It’s Actually Very Useful
A lot of people over rely on mouthwash, but it’s key to remember what its primary uses are. It reduces the bacteria in your mouth, which in turn, reduces the amount of dental plaque. If you brush your teeth well – twice a day – and floss daily, mouthwash isn’t always a necessity, but it can help with bad breath and if you struggle with a build-up of plaque. It’s also ideal for anyone that’s prone to cavities.
You Should Skip Alcohol-Based Washes
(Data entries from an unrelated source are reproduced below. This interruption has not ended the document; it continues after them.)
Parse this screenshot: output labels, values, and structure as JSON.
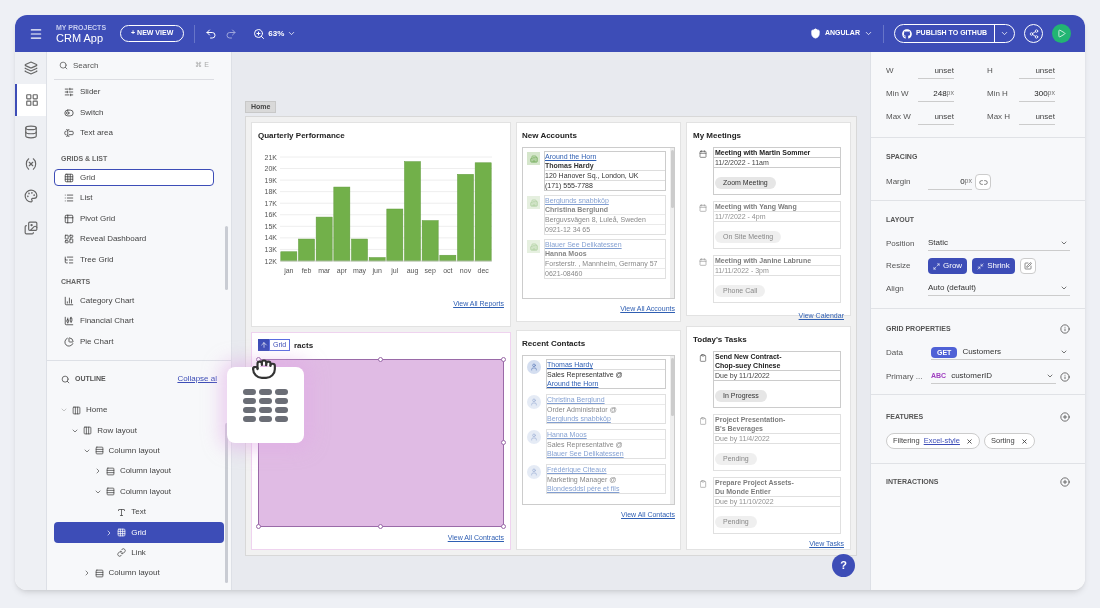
{
  "topbar": {
    "project_label": "MY PROJECTS",
    "app_name": "CRM App",
    "new_view": "+ NEW VIEW",
    "zoom": "63%",
    "framework": "ANGULAR",
    "publish": "PUBLISH TO GITHUB"
  },
  "rail": [
    {
      "selected": false
    },
    {
      "selected": true
    },
    {
      "selected": false
    },
    {
      "selected": false
    },
    {
      "selected": false
    },
    {
      "selected": false
    }
  ],
  "toolbox": {
    "search": {
      "placeholder": "Search",
      "shortcut": "⌘ E"
    },
    "groups": [
      {
        "items": [
          {
            "label": "Slider",
            "selected": false
          },
          {
            "label": "Switch",
            "selected": false
          },
          {
            "label": "Text area",
            "selected": false
          }
        ]
      },
      {
        "heading": "GRIDS & LIST",
        "items": [
          {
            "label": "Grid",
            "selected": true
          },
          {
            "label": "List",
            "selected": false
          },
          {
            "label": "Pivot Grid",
            "selected": false
          },
          {
            "label": "Reveal Dashboard",
            "selected": false
          },
          {
            "label": "Tree Grid",
            "selected": false
          }
        ]
      },
      {
        "heading": "CHARTS",
        "items": [
          {
            "label": "Category Chart",
            "selected": false
          },
          {
            "label": "Financial Chart",
            "selected": false
          },
          {
            "label": "Pie Chart",
            "selected": false
          }
        ]
      }
    ]
  },
  "outline": {
    "title": "OUTLINE",
    "collapse": "Collapse al",
    "tree": [
      {
        "label": "Home",
        "kind": "row",
        "expanded": true,
        "selected": false,
        "children": [
          {
            "label": "Row layout",
            "kind": "row",
            "expanded": true,
            "selected": false,
            "children": [
              {
                "label": "Column layout",
                "kind": "column",
                "expanded": true,
                "selected": false,
                "children": [
                  {
                    "label": "Column layout",
                    "kind": "column",
                    "expanded": false,
                    "selected": false
                  },
                  {
                    "label": "Column layout",
                    "kind": "column",
                    "expanded": true,
                    "selected": false,
                    "children": [
                      {
                        "label": "Text",
                        "kind": "text",
                        "selected": false
                      },
                      {
                        "label": "Grid",
                        "kind": "grid",
                        "expanded": false,
                        "selected": true
                      },
                      {
                        "label": "Link",
                        "kind": "link",
                        "selected": false
                      }
                    ]
                  }
                ]
              },
              {
                "label": "Column layout",
                "kind": "column",
                "expanded": false,
                "selected": false
              }
            ]
          }
        ]
      }
    ]
  },
  "page": {
    "tab": "Home",
    "performance": {
      "title": "Quarterly Performance",
      "link": "View All Reports",
      "chart_data": {
        "type": "bar",
        "categories": [
          "jan",
          "feb",
          "mar",
          "apr",
          "may",
          "jun",
          "jul",
          "aug",
          "sep",
          "oct",
          "nov",
          "dec"
        ],
        "grid": true,
        "series": [
          {
            "color": "#72b04a",
            "values": [
              12800,
              13900,
              15800,
              18400,
              13900,
              12300,
              16500,
              20600,
              15500,
              12500,
              19500,
              20500
            ]
          }
        ],
        "ylim": [
          12000,
          21000
        ],
        "yticks": [
          {
            "value": 12000,
            "label": "12K"
          },
          {
            "value": 13000,
            "label": "13K"
          },
          {
            "value": 14000,
            "label": "14K"
          },
          {
            "value": 15000,
            "label": "15K"
          },
          {
            "value": 16000,
            "label": "16K"
          },
          {
            "value": 17000,
            "label": "17K"
          },
          {
            "value": 18000,
            "label": "18K"
          },
          {
            "value": 19000,
            "label": "19K"
          },
          {
            "value": 20000,
            "label": "20K"
          },
          {
            "value": 21000,
            "label": "21K"
          }
        ]
      }
    },
    "contracts": {
      "title": "racts",
      "tag": "Grid",
      "link": "View All Contracts"
    },
    "accounts": {
      "title": "New Accounts",
      "link": "View All Accounts",
      "entries": [
        {
          "name": "Around the Horn",
          "contact": "Thomas Hardy",
          "address": "120 Hanover Sq., London, UK",
          "phone": "(171) 555-7788",
          "dimmed": false
        },
        {
          "name": "Berglunds snabbköp",
          "contact": "Christina Berglund",
          "address": "Berguvsvägen 8, Luleå, Sweden",
          "phone": "0921-12 34 65",
          "dimmed": true
        },
        {
          "name": "Blauer See Delikatessen",
          "contact": "Hanna Moos",
          "address": "Forsterstr. , Mannheim, Germany 57",
          "phone": "0621-08460",
          "dimmed": true
        }
      ]
    },
    "contacts": {
      "title": "Recent Contacts",
      "link": "View All Contacts",
      "entries": [
        {
          "name": "Thomas Hardy",
          "role": "Sales Representative @",
          "company": "Around the Horn",
          "dimmed": false
        },
        {
          "name": "Christina Berglund",
          "role": "Order Administrator @",
          "company": "Berglunds snabbköp",
          "dimmed": true
        },
        {
          "name": "Hanna Moos",
          "role": "Sales Representative @",
          "company": "Blauer See Delikatessen",
          "dimmed": true
        },
        {
          "name": "Frédérique Citeaux",
          "role": "Marketing Manager @",
          "company": "Blondesddsl père et fils",
          "dimmed": true
        }
      ]
    },
    "meetings": {
      "title": "My Meetings",
      "link": "View Calendar",
      "entries": [
        {
          "title": "Meeting with Martin Sommer",
          "date": "11/2/2022 - 11am",
          "action": "Zoom Meeting",
          "dimmed": false
        },
        {
          "title": "Meeting with Yang Wang",
          "date": "11/7/2022 - 4pm",
          "action": "On Site Meeting",
          "dimmed": true
        },
        {
          "title": "Meeting with Janine Labrune",
          "date": "11/11/2022 - 3pm",
          "action": "Phone Call",
          "dimmed": true
        }
      ]
    },
    "tasks": {
      "title": "Today's Tasks",
      "link": "View Tasks",
      "entries": [
        {
          "title_lines": [
            "Send New Contract-",
            "Chop-suey Chinese"
          ],
          "due": "Due by 11/1/2022",
          "status": "In Progress",
          "dimmed": false
        },
        {
          "title_lines": [
            "Project Presentation-",
            "B's Beverages"
          ],
          "due": "Due by 11/4/2022",
          "status": "Pending",
          "dimmed": true
        },
        {
          "title_lines": [
            "Prepare Project Assets-",
            "Du Monde Entier"
          ],
          "due": "Due by 11/10/2022",
          "status": "Pending",
          "dimmed": true
        }
      ]
    },
    "help": "?"
  },
  "properties": {
    "size": [
      {
        "label": "W",
        "value": "unset"
      },
      {
        "label": "H",
        "value": "unset"
      },
      {
        "label": "Min W",
        "value": "248",
        "unit": "px"
      },
      {
        "label": "Min H",
        "value": "300",
        "unit": "px"
      },
      {
        "label": "Max W",
        "value": "unset"
      },
      {
        "label": "Max H",
        "value": "unset"
      }
    ],
    "spacing": {
      "heading": "SPACING",
      "label": "Margin",
      "value": "0",
      "unit": "px"
    },
    "layout": {
      "heading": "LAYOUT",
      "position_label": "Position",
      "position": "Static",
      "resize_label": "Resize",
      "grow": "Grow",
      "shrink": "Shrink",
      "align_label": "Align",
      "align": "Auto (default)"
    },
    "grid": {
      "heading": "GRID PROPERTIES",
      "data_label": "Data",
      "method": "GET",
      "data": "Customers",
      "primary_label": "Primary ...",
      "type": "ABC",
      "primary": "customerID"
    },
    "features": {
      "heading": "FEATURES",
      "chips": [
        {
          "label": "Filtering",
          "link": "Excel-style"
        },
        {
          "label": "Sorting"
        }
      ]
    },
    "interactions": {
      "heading": "INTERACTIONS"
    }
  }
}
While alcohol-based mouthwash may kill germs in the short-term, the high alcohol content reduces the amount of saliva in your mouth, which can ultimately make bad breath worse. Saliva is needed to protect teeth against harmful bacteria, so it’s key not to let your mouth dry out with these types of formulas. Instead, opt for one that’s high in fluoride to strengthen tooth enamel, and avoid those that contain harsh or abrasive chemicals.
Over-Rinsing Isn’t A Good Idea
After you brush your teeth, don’t reach for the mouthwash straight away. This is something a lot of people do, but it’s counterproductive and washes away all the strong medicine in your toothpaste, which is designed to protect against dental cavities and preserve gum health. Instead, wait for at least 15 minutes after brushing – and always swish for roughly 30-60 seconds. Likewise, after you’ve used mouthwash, avoid eating, drinking or even smoking for at least 30 minutes to avoid washing away the benefits of the fluoride in your toothpaste.
There Are Some Common Myths
It’s a common misconception that mouthwash can cure chronic bad breath. This is incorrect – there’s always an underlying cause. A good swish can certainly freshen things up, but it can’t cure the problem. Secondly, mouthwash can’t replace a good oral regime. Research shows that adding a mouthwash to your routine can improve the overall cleanliness of your mouth and protect against gum inflammation. But mouthwash is an add-on, never a replacement. Finally, mouthwash isn’t just for your mouth. It can also be used to soak your Invisalign retainers, dentures and children’s braces, too.